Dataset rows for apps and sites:
* * *
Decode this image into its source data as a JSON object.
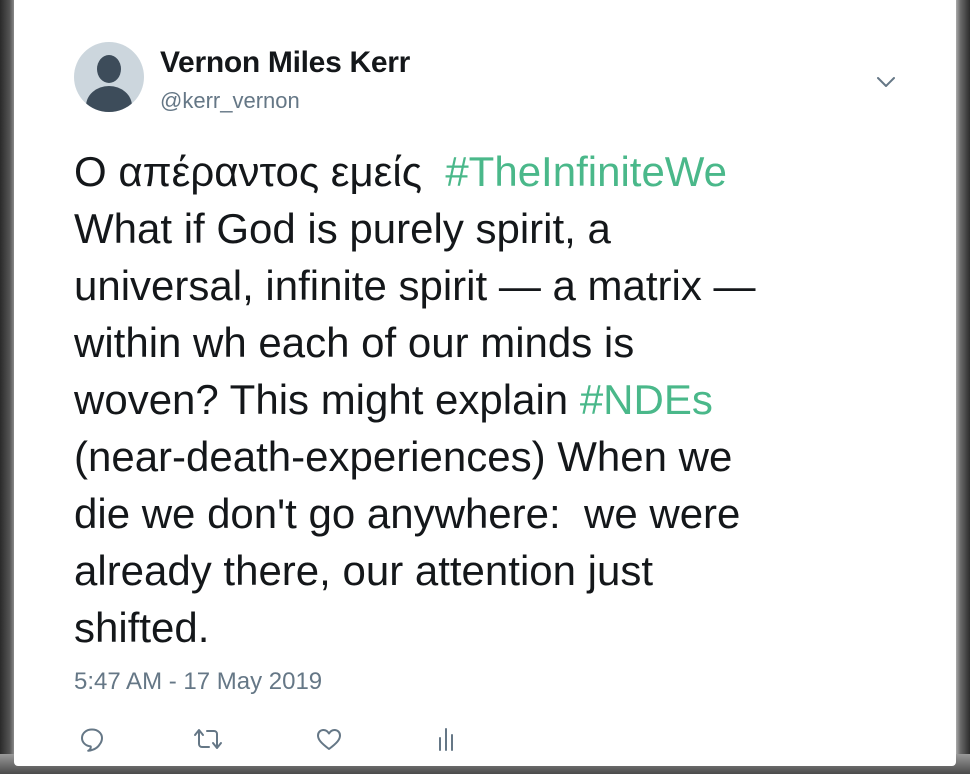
{
  "tweet": {
    "author_name": "Vernon Miles Kerr",
    "author_handle": "@kerr_vernon",
    "text_segments": [
      {
        "text": "Ο απέραντος εμείς  ",
        "hashtag": false
      },
      {
        "text": "#TheInfiniteWe",
        "hashtag": true
      },
      {
        "text": "\nWhat if God is purely spirit, a\nuniversal, infinite spirit — a matrix —\nwithin wh each of our minds is\nwoven? This might explain ",
        "hashtag": false
      },
      {
        "text": "#NDEs",
        "hashtag": true
      },
      {
        "text": "\n(near-death-experiences) When we\ndie we don't go anywhere:  we were\nalready there, our attention just\nshifted.",
        "hashtag": false
      }
    ],
    "timestamp": "5:47 AM - 17 May 2019"
  },
  "icons": {
    "menu": "chevron-down-icon",
    "reply": "reply-icon",
    "retweet": "retweet-icon",
    "like": "heart-icon",
    "analytics": "analytics-icon"
  },
  "colors": {
    "hashtag": "#4ab88a",
    "text": "#14171a",
    "secondary": "#657786",
    "icon": "#657786",
    "avatar_bg": "#ccd6dd",
    "avatar_fg": "#3d4c5a"
  }
}
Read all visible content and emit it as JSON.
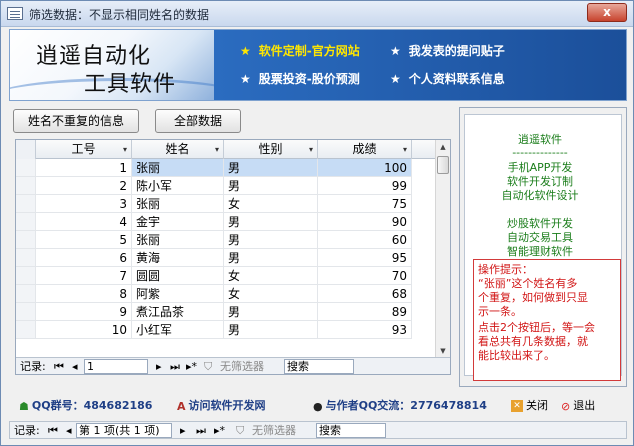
{
  "window": {
    "title": "筛选数据：不显示相同姓名的数据",
    "close_glyph": "x"
  },
  "banner": {
    "brand_line1": "逍遥自动化",
    "brand_line2": "工具软件",
    "links": [
      {
        "star": "★",
        "label": "软件定制-官方网站"
      },
      {
        "star": "★",
        "label": "我发表的提问贴子"
      },
      {
        "star": "★",
        "label": "股票投资-股价预测"
      },
      {
        "star": "★",
        "label": "个人资料联系信息"
      }
    ]
  },
  "buttons": {
    "unique_names": "姓名不重复的信息",
    "all_data": "全部数据"
  },
  "table": {
    "columns": [
      {
        "label": "工号",
        "arrow": "▾"
      },
      {
        "label": "姓名",
        "arrow": "▾"
      },
      {
        "label": "性别",
        "arrow": "▾"
      },
      {
        "label": "成绩",
        "arrow": "▾"
      }
    ],
    "rows": [
      {
        "id": "1",
        "name": "张丽",
        "gender": "男",
        "score": "100"
      },
      {
        "id": "2",
        "name": "陈小军",
        "gender": "男",
        "score": "99"
      },
      {
        "id": "3",
        "name": "张丽",
        "gender": "女",
        "score": "75"
      },
      {
        "id": "4",
        "name": "金宇",
        "gender": "男",
        "score": "90"
      },
      {
        "id": "5",
        "name": "张丽",
        "gender": "男",
        "score": "60"
      },
      {
        "id": "6",
        "name": "黄海",
        "gender": "男",
        "score": "95"
      },
      {
        "id": "7",
        "name": "圆圆",
        "gender": "女",
        "score": "70"
      },
      {
        "id": "8",
        "name": "阿紫",
        "gender": "女",
        "score": "68"
      },
      {
        "id": "9",
        "name": "煮江品茶",
        "gender": "男",
        "score": "89"
      },
      {
        "id": "10",
        "name": "小红军",
        "gender": "男",
        "score": "93"
      }
    ],
    "selected_row": 0,
    "nav": {
      "label": "记录:",
      "first": "⏮",
      "prev": "◂",
      "current": "1",
      "next": "▸",
      "last": "⏭",
      "new": "▸*",
      "filter": "无筛选器",
      "search": "搜索"
    }
  },
  "side_panel": {
    "lines_green": [
      "逍遥软件",
      "--------------",
      "手机APP开发",
      "软件开发订制",
      "自动化软件设计",
      "炒股软件开发",
      "自动交易工具",
      "智能理财软件"
    ],
    "tip_lines": [
      "操作提示：",
      "“张丽”这个姓名有多",
      "个重复，如何做到只显",
      "示一条。",
      "点击2个按钮后，等一会",
      "看总共有几条数据，就",
      "能比较出来了。"
    ]
  },
  "footer": {
    "qq_group": "QQ群号：484682186",
    "visit_site": "访问软件开发网",
    "author_qq": "与作者QQ交流：2776478814",
    "close": "关闭",
    "exit": "退出"
  },
  "bottom_nav": {
    "label": "记录:",
    "first": "⏮",
    "prev": "◂",
    "page": "第 1 项(共 1 项)",
    "next": "▸",
    "last": "⏭",
    "new": "▸*",
    "filter": "无筛选器",
    "search": "搜索"
  },
  "colors": {
    "accent": "#1b4f9a",
    "link_yellow": "#ffe600",
    "green_text": "#1a7d1a",
    "tip_red": "#d11414",
    "selected_row": "#c6dcf5"
  }
}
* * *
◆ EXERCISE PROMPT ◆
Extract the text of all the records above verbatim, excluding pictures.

◆ EXERCISE OUTPUT ◆
Decode this image into its source data as a JSON object.
{
  "tweet": {
    "author_name": "Vernon Miles Kerr",
    "author_handle": "@kerr_vernon",
    "text_segments": [
      {
        "text": "Ο απέραντος εμείς  ",
        "hashtag": false
      },
      {
        "text": "#TheInfiniteWe",
        "hashtag": true
      },
      {
        "text": "\nWhat if God is purely spirit, a\nuniversal, infinite spirit — a matrix —\nwithin wh each of our minds is\nwoven? This might explain ",
        "hashtag": false
      },
      {
        "text": "#NDEs",
        "hashtag": true
      },
      {
        "text": "\n(near-death-experiences) When we\ndie we don't go anywhere:  we were\nalready there, our attention just\nshifted.",
        "hashtag": false
      }
    ],
    "timestamp": "5:47 AM - 17 May 2019"
  },
  "icons": {
    "menu": "chevron-down-icon",
    "reply": "reply-icon",
    "retweet": "retweet-icon",
    "like": "heart-icon",
    "analytics": "analytics-icon"
  },
  "colors": {
    "hashtag": "#4ab88a",
    "text": "#14171a",
    "secondary": "#657786",
    "icon": "#657786",
    "avatar_bg": "#ccd6dd",
    "avatar_fg": "#3d4c5a"
  }
}
Read all visible content and emit it as JSON.
{
  "window": {
    "title": "筛选数据：不显示相同姓名的数据",
    "close_glyph": "x"
  },
  "banner": {
    "brand_line1": "逍遥自动化",
    "brand_line2": "工具软件",
    "links": [
      {
        "star": "★",
        "label": "软件定制-官方网站"
      },
      {
        "star": "★",
        "label": "我发表的提问贴子"
      },
      {
        "star": "★",
        "label": "股票投资-股价预测"
      },
      {
        "star": "★",
        "label": "个人资料联系信息"
      }
    ]
  },
  "buttons": {
    "unique_names": "姓名不重复的信息",
    "all_data": "全部数据"
  },
  "table": {
    "columns": [
      {
        "label": "工号",
        "arrow": "▾"
      },
      {
        "label": "姓名",
        "arrow": "▾"
      },
      {
        "label": "性别",
        "arrow": "▾"
      },
      {
        "label": "成绩",
        "arrow": "▾"
      }
    ],
    "rows": [
      {
        "id": "1",
        "name": "张丽",
        "gender": "男",
        "score": "100"
      },
      {
        "id": "2",
        "name": "陈小军",
        "gender": "男",
        "score": "99"
      },
      {
        "id": "3",
        "name": "张丽",
        "gender": "女",
        "score": "75"
      },
      {
        "id": "4",
        "name": "金宇",
        "gender": "男",
        "score": "90"
      },
      {
        "id": "5",
        "name": "张丽",
        "gender": "男",
        "score": "60"
      },
      {
        "id": "6",
        "name": "黄海",
        "gender": "男",
        "score": "95"
      },
      {
        "id": "7",
        "name": "圆圆",
        "gender": "女",
        "score": "70"
      },
      {
        "id": "8",
        "name": "阿紫",
        "gender": "女",
        "score": "68"
      },
      {
        "id": "9",
        "name": "煮江品茶",
        "gender": "男",
        "score": "89"
      },
      {
        "id": "10",
        "name": "小红军",
        "gender": "男",
        "score": "93"
      }
    ],
    "selected_row": 0,
    "nav": {
      "label": "记录:",
      "first": "⏮",
      "prev": "◂",
      "current": "1",
      "next": "▸",
      "last": "⏭",
      "new": "▸*",
      "filter": "无筛选器",
      "search": "搜索"
    }
  },
  "side_panel": {
    "lines_green": [
      "逍遥软件",
      "--------------",
      "手机APP开发",
      "软件开发订制",
      "自动化软件设计",
      "炒股软件开发",
      "自动交易工具",
      "智能理财软件"
    ],
    "tip_lines": [
      "操作提示：",
      "“张丽”这个姓名有多",
      "个重复，如何做到只显",
      "示一条。",
      "点击2个按钮后，等一会",
      "看总共有几条数据，就",
      "能比较出来了。"
    ]
  },
  "footer": {
    "qq_group": "QQ群号：484682186",
    "visit_site": "访问软件开发网",
    "author_qq": "与作者QQ交流：2776478814",
    "close": "关闭",
    "exit": "退出"
  },
  "bottom_nav": {
    "label": "记录:",
    "first": "⏮",
    "prev": "◂",
    "page": "第 1 项(共 1 项)",
    "next": "▸",
    "last": "⏭",
    "new": "▸*",
    "filter": "无筛选器",
    "search": "搜索"
  },
  "colors": {
    "accent": "#1b4f9a",
    "link_yellow": "#ffe600",
    "green_text": "#1a7d1a",
    "tip_red": "#d11414",
    "selected_row": "#c6dcf5"
  }
}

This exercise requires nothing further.